*TASK DIRECTIONS:*
Nothing but the text should be carried over: reproduce all the data exactly and leave out every image.

----

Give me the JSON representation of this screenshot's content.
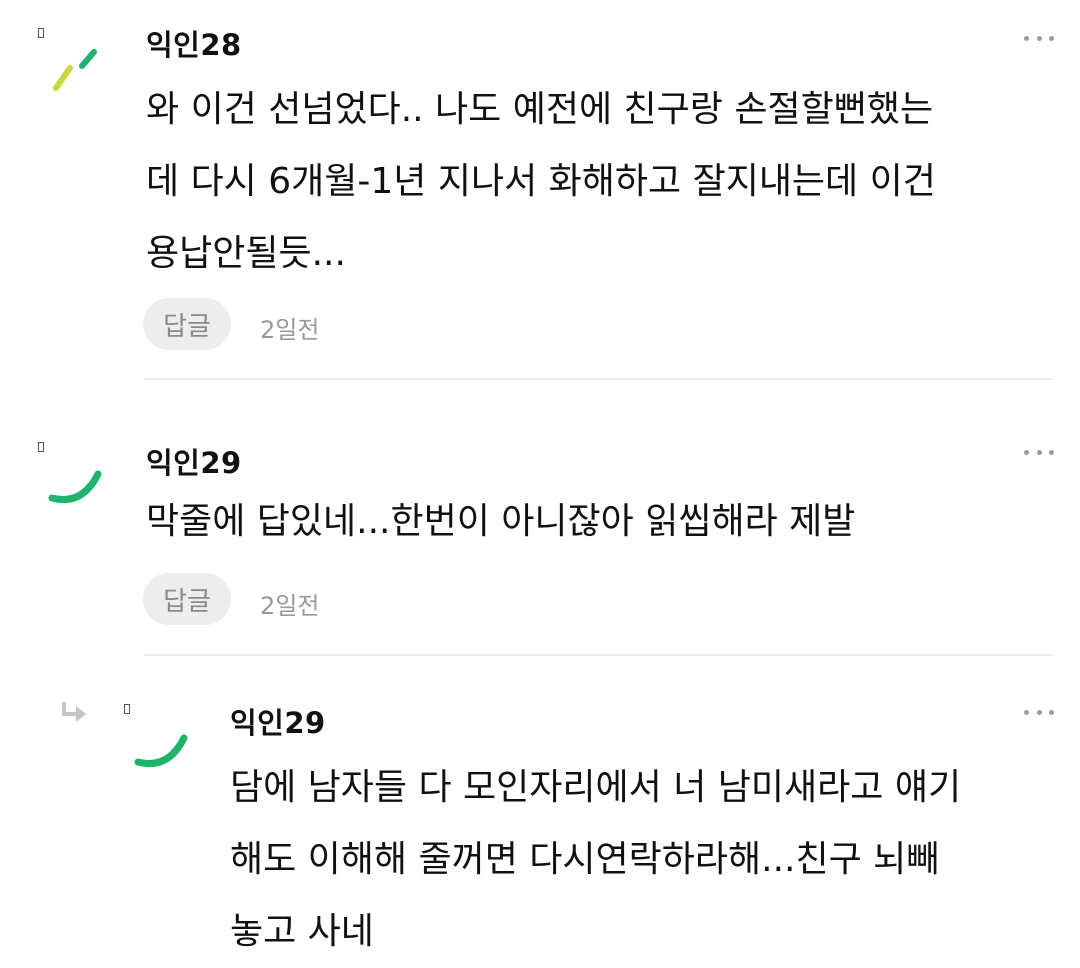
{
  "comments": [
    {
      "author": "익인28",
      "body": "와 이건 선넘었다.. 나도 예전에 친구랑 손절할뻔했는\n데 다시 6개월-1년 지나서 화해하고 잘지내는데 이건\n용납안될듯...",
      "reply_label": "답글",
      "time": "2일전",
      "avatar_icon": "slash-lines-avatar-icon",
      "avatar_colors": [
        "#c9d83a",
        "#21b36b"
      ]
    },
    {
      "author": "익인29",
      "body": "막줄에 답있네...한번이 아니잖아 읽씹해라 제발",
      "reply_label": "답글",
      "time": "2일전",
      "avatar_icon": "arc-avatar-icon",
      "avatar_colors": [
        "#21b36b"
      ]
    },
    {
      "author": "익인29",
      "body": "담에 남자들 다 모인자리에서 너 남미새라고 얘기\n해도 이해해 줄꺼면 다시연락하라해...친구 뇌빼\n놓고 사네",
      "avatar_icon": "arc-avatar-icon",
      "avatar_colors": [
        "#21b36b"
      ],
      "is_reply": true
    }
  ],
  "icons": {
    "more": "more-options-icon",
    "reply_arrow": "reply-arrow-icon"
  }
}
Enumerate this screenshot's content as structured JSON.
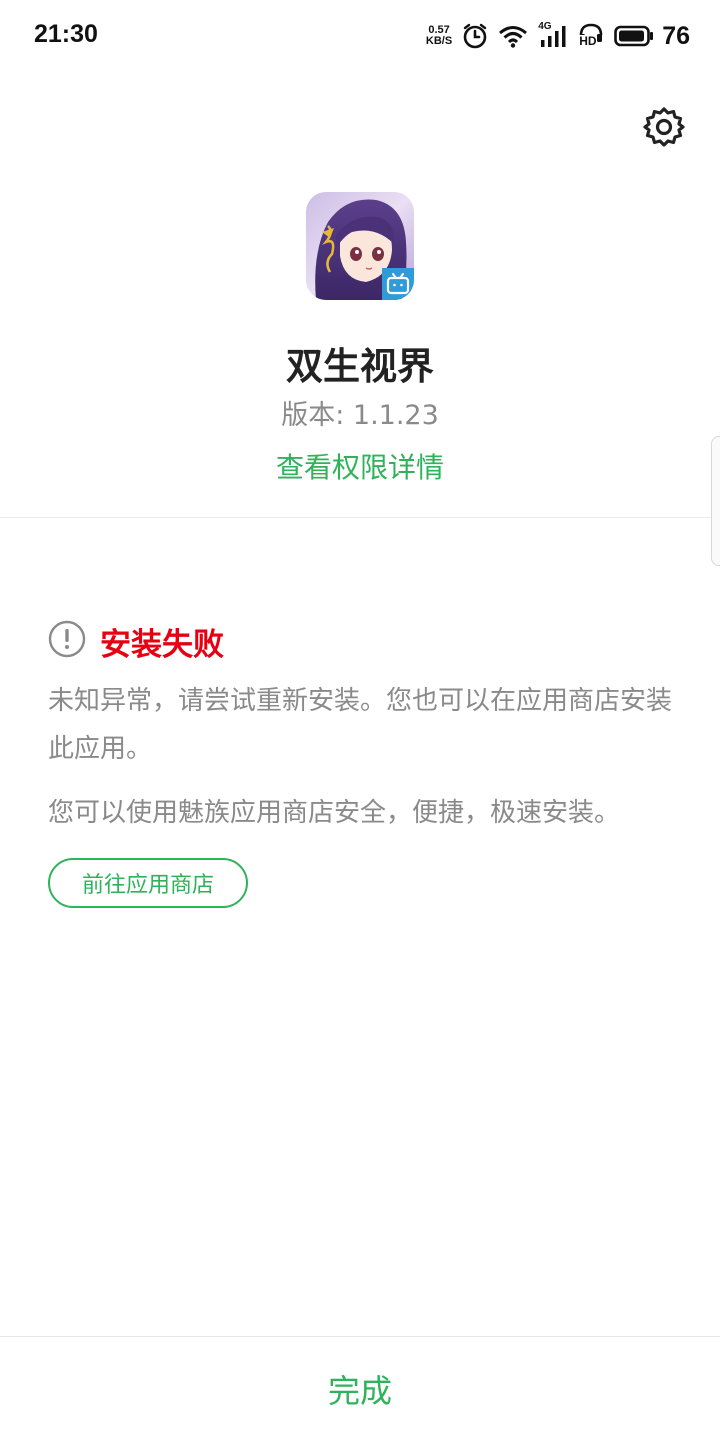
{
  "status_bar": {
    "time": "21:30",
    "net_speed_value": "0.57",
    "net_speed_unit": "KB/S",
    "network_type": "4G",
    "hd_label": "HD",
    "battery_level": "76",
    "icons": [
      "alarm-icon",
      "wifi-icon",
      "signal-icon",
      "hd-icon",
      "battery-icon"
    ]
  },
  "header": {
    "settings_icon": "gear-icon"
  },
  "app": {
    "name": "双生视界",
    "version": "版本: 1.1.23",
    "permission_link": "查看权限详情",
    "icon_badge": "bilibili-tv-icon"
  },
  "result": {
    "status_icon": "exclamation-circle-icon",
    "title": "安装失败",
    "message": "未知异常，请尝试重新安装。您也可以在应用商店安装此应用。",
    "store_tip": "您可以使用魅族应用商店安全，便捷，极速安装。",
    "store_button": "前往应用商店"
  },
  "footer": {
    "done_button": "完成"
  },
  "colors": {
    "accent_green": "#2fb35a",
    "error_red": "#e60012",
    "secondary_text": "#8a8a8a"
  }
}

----

*ANSWER TO THIS TASK:*
Give me the JSON representation of this screenshot's content.
{
  "comments": [
    {
      "author": "익인28",
      "body": "와 이건 선넘었다.. 나도 예전에 친구랑 손절할뻔했는\n데 다시 6개월-1년 지나서 화해하고 잘지내는데 이건\n용납안될듯...",
      "reply_label": "답글",
      "time": "2일전",
      "avatar_icon": "slash-lines-avatar-icon",
      "avatar_colors": [
        "#c9d83a",
        "#21b36b"
      ]
    },
    {
      "author": "익인29",
      "body": "막줄에 답있네...한번이 아니잖아 읽씹해라 제발",
      "reply_label": "답글",
      "time": "2일전",
      "avatar_icon": "arc-avatar-icon",
      "avatar_colors": [
        "#21b36b"
      ]
    },
    {
      "author": "익인29",
      "body": "담에 남자들 다 모인자리에서 너 남미새라고 얘기\n해도 이해해 줄꺼면 다시연락하라해...친구 뇌빼\n놓고 사네",
      "avatar_icon": "arc-avatar-icon",
      "avatar_colors": [
        "#21b36b"
      ],
      "is_reply": true
    }
  ],
  "icons": {
    "more": "more-options-icon",
    "reply_arrow": "reply-arrow-icon"
  }
}
Enumerate this screenshot's content as structured JSON.
{
  "status_bar": {
    "time": "21:30",
    "net_speed_value": "0.57",
    "net_speed_unit": "KB/S",
    "network_type": "4G",
    "hd_label": "HD",
    "battery_level": "76",
    "icons": [
      "alarm-icon",
      "wifi-icon",
      "signal-icon",
      "hd-icon",
      "battery-icon"
    ]
  },
  "header": {
    "settings_icon": "gear-icon"
  },
  "app": {
    "name": "双生视界",
    "version": "版本: 1.1.23",
    "permission_link": "查看权限详情",
    "icon_badge": "bilibili-tv-icon"
  },
  "result": {
    "status_icon": "exclamation-circle-icon",
    "title": "安装失败",
    "message": "未知异常，请尝试重新安装。您也可以在应用商店安装此应用。",
    "store_tip": "您可以使用魅族应用商店安全，便捷，极速安装。",
    "store_button": "前往应用商店"
  },
  "footer": {
    "done_button": "完成"
  },
  "colors": {
    "accent_green": "#2fb35a",
    "error_red": "#e60012",
    "secondary_text": "#8a8a8a"
  }
}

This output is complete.